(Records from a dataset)
▽

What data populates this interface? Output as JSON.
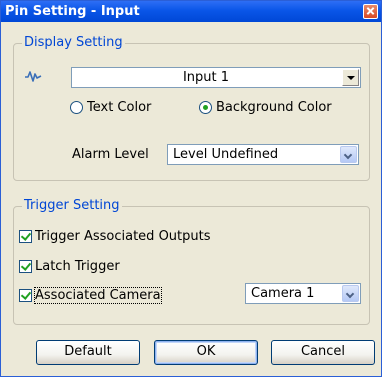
{
  "window": {
    "title": "Pin Setting - Input"
  },
  "display_setting": {
    "label": "Display Setting",
    "input_select": {
      "value": "Input 1"
    },
    "text_color_label": "Text Color",
    "background_color_label": "Background Color",
    "color_selected": "background",
    "alarm_level_label": "Alarm Level",
    "alarm_level_value": "Level Undefined"
  },
  "trigger_setting": {
    "label": "Trigger Setting",
    "trigger_associated_outputs": {
      "label": "Trigger Associated Outputs",
      "checked": true
    },
    "latch_trigger": {
      "label": "Latch Trigger",
      "checked": true
    },
    "associated_camera": {
      "label": "Associated Camera",
      "checked": true
    },
    "camera_value": "Camera 1"
  },
  "buttons": {
    "default": "Default",
    "ok": "OK",
    "cancel": "Cancel"
  },
  "colors": {
    "title_bar": "#0a56e8",
    "group_label": "#0046d5",
    "dialog_bg": "#ece9d8",
    "check_mark": "#21a121"
  }
}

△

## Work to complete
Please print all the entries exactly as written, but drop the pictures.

## Response to this exercise
What data populates this interface? Output as JSON.
{
  "window": {
    "title": "Pin Setting - Input"
  },
  "display_setting": {
    "label": "Display Setting",
    "input_select": {
      "value": "Input 1"
    },
    "text_color_label": "Text Color",
    "background_color_label": "Background Color",
    "color_selected": "background",
    "alarm_level_label": "Alarm Level",
    "alarm_level_value": "Level Undefined"
  },
  "trigger_setting": {
    "label": "Trigger Setting",
    "trigger_associated_outputs": {
      "label": "Trigger Associated Outputs",
      "checked": true
    },
    "latch_trigger": {
      "label": "Latch Trigger",
      "checked": true
    },
    "associated_camera": {
      "label": "Associated Camera",
      "checked": true
    },
    "camera_value": "Camera 1"
  },
  "buttons": {
    "default": "Default",
    "ok": "OK",
    "cancel": "Cancel"
  },
  "colors": {
    "title_bar": "#0a56e8",
    "group_label": "#0046d5",
    "dialog_bg": "#ece9d8",
    "check_mark": "#21a121"
  }
}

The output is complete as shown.